Tuesday, June 15, 2004

One Big Leap for a Gorilla, One Small Murder for Mankind

The article "Gorilla leapt over wall, officials say" tells a story of a "gorilla that was shot to death by police after breaking out of its enclosure at the Dallas Zoo in March escaped by leaping from a mound of dirt over a 12-foot wall."

Gorillas have no underground railroad, no Warshaw sewers, no ways to communicate their stories of slavery and genocide. Like the ancestors of today's African-Americans, they've been snached from their homes, taken across the sea never to return. Those who remain free face extinction more surely than the Jews in Nazi Germany, their population just a shadow of its former self.

Yet, their genetic material (as I recall) differs from hominids' for just a few percent. They are capable of using sign language, of caring and bragging, of love and hate. They are far less violent than "humans."

Unless they evolve and take over the world soon, there will be no "Roots." No "Night." When we kill them all, we will make computer simulatated interpretations of their lives, and sad movies similar to those about the Indians/Native Americans. If Nazis had won the World War II, would the "pure aryan" people in their distant future of such a society write sad stories and make tragic movies about the doomed yet romantic "subhuman" "races?"

Monday, June 14, 2004

"A Linux Poised to Remake Telco Markets"

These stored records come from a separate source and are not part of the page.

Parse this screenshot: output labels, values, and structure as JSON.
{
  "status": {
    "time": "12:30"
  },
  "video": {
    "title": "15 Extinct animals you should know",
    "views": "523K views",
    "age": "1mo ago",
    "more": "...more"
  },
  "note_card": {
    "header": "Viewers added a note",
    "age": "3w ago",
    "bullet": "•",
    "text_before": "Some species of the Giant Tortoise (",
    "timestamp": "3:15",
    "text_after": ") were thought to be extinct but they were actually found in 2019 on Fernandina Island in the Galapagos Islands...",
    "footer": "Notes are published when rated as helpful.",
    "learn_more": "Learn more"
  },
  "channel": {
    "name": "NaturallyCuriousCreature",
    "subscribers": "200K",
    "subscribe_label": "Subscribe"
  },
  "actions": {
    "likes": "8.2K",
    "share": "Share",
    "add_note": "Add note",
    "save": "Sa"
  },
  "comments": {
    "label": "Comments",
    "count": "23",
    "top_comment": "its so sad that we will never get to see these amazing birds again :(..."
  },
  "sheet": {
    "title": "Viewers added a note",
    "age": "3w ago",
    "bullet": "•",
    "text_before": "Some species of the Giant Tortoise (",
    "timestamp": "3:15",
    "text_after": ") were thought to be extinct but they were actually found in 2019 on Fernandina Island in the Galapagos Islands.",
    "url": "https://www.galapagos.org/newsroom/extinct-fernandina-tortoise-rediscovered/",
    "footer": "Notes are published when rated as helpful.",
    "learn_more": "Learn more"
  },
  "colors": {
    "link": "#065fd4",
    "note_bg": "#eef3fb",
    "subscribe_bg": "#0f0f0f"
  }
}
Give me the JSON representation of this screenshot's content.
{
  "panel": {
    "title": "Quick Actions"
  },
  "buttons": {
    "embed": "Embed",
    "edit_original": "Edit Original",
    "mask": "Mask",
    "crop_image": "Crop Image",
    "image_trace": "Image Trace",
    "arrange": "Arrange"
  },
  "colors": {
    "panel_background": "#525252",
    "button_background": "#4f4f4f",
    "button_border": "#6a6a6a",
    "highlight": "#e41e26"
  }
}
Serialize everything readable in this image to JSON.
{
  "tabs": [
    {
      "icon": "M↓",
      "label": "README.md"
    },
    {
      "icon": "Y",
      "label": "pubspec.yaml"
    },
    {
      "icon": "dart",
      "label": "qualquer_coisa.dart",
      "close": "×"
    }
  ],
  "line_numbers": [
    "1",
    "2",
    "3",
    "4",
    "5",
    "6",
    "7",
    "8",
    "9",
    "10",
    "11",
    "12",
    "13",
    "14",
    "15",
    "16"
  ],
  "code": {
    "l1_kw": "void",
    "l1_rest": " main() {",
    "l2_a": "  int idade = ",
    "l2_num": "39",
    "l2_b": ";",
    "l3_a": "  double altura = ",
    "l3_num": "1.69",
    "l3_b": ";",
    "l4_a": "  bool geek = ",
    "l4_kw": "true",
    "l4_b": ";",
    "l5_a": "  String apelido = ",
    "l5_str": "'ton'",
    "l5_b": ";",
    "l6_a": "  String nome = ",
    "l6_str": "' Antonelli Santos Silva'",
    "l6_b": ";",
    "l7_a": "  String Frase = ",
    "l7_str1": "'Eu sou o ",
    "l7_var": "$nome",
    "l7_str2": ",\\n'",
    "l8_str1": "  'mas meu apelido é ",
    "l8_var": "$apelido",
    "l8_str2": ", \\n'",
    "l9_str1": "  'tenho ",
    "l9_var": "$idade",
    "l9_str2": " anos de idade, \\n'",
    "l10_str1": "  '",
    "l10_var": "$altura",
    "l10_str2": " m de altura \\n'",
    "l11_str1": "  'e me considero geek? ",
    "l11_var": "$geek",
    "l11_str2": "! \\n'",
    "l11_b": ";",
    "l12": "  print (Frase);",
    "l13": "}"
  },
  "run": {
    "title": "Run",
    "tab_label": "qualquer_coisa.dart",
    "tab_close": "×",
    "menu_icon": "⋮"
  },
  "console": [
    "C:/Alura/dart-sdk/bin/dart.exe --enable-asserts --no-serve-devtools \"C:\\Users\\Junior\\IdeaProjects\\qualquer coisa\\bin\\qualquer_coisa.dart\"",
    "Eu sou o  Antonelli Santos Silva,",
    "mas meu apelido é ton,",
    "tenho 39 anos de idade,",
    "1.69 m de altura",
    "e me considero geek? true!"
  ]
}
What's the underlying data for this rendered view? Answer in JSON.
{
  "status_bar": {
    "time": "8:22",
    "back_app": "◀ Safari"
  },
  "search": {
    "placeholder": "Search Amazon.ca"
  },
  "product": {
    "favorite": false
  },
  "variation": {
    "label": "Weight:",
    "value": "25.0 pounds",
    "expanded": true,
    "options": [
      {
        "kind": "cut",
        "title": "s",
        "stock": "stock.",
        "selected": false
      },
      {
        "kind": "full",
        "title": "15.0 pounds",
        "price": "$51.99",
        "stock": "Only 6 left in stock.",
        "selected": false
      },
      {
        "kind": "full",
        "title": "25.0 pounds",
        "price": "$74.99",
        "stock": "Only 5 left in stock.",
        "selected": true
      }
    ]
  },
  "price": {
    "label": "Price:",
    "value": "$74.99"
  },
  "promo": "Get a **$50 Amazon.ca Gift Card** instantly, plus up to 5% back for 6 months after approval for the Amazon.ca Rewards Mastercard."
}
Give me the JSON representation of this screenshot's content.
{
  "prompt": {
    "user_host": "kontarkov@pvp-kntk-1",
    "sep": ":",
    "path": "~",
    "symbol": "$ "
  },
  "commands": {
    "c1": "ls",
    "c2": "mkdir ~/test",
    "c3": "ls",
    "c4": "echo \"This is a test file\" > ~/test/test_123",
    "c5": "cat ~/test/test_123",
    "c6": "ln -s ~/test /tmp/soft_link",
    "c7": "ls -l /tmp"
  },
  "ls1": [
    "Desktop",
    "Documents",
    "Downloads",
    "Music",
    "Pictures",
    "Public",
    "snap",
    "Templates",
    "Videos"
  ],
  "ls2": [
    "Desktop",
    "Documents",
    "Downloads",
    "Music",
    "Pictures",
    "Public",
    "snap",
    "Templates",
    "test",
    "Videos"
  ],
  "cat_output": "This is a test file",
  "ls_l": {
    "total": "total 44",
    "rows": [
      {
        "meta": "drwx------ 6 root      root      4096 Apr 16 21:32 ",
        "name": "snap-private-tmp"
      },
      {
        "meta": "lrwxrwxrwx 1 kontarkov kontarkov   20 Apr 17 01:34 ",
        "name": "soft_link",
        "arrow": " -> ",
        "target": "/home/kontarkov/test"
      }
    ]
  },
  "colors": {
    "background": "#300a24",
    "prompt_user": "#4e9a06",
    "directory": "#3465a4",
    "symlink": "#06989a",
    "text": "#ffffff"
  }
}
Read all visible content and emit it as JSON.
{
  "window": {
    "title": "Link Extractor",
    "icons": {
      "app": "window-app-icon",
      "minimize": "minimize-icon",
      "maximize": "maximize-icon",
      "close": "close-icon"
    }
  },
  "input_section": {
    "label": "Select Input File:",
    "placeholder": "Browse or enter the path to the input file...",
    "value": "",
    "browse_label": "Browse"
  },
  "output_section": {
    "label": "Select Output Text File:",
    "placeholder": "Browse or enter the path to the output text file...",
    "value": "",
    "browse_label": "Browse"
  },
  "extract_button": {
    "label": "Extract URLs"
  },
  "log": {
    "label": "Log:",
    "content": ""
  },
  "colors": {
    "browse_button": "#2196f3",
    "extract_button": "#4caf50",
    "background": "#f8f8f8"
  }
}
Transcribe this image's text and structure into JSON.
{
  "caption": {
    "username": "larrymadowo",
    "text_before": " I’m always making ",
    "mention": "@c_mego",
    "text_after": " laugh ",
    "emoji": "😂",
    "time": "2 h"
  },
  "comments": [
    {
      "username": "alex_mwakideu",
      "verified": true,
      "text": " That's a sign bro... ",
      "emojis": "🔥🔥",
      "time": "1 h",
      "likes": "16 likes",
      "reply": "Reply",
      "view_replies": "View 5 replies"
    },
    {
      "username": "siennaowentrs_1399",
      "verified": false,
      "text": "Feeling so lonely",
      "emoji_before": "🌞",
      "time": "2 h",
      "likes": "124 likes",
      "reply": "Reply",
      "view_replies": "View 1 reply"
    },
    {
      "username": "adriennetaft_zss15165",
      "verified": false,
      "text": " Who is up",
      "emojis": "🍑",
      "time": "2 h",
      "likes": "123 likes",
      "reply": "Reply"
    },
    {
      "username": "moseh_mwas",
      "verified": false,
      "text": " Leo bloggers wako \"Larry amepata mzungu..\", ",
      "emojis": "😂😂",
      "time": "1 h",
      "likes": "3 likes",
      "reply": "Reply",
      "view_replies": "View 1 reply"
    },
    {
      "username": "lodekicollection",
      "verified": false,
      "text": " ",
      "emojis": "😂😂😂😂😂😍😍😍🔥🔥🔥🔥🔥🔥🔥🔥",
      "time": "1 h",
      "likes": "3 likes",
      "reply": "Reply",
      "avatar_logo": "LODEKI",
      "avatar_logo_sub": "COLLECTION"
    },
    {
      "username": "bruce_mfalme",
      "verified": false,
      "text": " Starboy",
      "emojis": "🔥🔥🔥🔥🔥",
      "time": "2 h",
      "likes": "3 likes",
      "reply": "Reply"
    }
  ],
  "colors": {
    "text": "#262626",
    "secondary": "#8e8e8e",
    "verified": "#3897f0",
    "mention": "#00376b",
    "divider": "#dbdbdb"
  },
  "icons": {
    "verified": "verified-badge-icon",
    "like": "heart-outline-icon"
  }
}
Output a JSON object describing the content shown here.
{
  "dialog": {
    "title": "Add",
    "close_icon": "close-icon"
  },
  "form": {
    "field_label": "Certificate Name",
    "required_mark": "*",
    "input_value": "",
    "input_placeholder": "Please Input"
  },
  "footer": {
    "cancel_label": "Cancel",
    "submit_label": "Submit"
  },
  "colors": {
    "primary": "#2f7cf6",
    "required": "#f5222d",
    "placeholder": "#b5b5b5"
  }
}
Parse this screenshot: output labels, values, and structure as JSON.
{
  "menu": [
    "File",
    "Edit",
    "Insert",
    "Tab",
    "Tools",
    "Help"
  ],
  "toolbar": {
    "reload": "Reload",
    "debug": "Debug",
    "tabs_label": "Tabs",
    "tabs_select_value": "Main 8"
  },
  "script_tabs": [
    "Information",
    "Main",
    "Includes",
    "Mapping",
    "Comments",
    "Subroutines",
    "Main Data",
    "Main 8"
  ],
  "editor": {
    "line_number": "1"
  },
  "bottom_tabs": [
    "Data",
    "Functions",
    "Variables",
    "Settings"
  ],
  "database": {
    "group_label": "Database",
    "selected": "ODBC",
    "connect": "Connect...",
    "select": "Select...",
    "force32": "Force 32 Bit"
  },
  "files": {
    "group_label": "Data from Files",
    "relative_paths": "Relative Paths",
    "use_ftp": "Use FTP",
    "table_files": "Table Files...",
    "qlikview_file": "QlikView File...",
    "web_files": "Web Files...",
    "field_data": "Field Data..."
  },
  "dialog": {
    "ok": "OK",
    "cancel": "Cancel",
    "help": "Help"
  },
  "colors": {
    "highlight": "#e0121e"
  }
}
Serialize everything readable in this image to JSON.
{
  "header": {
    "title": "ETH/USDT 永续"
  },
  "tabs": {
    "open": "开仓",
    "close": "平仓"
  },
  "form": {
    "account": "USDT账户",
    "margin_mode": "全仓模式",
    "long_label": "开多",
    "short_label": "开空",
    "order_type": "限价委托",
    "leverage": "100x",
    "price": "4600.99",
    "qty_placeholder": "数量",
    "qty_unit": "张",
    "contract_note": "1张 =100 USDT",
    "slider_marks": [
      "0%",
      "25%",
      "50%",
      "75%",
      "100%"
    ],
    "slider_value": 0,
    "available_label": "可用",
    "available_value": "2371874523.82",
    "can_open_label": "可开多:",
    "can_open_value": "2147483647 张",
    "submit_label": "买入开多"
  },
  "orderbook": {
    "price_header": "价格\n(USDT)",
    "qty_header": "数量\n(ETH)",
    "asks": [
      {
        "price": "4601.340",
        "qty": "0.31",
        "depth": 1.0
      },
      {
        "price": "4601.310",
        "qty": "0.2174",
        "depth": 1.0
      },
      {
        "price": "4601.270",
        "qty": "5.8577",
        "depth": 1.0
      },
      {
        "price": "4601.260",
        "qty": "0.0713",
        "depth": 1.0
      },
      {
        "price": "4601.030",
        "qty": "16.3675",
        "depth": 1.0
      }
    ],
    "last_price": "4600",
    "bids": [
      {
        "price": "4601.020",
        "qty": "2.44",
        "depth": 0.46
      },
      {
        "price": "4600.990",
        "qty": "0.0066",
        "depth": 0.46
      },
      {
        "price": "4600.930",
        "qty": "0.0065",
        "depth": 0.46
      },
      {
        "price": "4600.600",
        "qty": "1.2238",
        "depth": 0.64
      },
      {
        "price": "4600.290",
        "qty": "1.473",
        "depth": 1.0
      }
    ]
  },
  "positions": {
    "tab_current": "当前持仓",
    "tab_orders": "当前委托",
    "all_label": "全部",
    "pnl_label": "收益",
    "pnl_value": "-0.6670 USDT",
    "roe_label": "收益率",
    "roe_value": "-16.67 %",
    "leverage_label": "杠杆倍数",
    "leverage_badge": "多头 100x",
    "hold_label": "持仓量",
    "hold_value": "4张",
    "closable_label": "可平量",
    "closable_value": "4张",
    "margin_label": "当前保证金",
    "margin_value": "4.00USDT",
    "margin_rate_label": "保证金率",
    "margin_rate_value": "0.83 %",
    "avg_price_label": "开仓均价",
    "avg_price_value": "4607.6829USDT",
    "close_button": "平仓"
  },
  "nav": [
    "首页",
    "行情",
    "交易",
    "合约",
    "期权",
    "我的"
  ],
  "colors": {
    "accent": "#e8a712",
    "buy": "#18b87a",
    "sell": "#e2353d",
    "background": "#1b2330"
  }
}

But since the operating system is Linux and since Linksys has respected the Linux GPL by publishing all the source code for anyone to download for free, the WRT54G is a lot more than just a wireless router. It is a disruptive technology.

PBS | I, Cringely . Archived Column

Sunday, June 13, 2004

Live Free, or Be Killed

David Gordon of the Ludwig fon Mises Institute explains:
I am no expert in Islamic theology and, in any case, have no wish to defend Wahhabi Islam. But before we take action against the religion of millions of people, ought we not to be cautious? Surely belief in fundamentalist Islam does not always lead to anti-American violence. It has after all not prevented Saudi Arabia from entering into an alliance with us. I suggest that watchful waiting is a wiser course of action than a quixotic attempt to cram neoconservatism down the throats of the world’s Muslims.
Along the same lines, Antiwar published a short history of recent U.S.-Iraq relations, from a perspective of a former Iraqi general Jaber who "was in charge of communication and radar for the Iraqi military," during the Iran-Iraq war, which coincided with the reign of Reagan.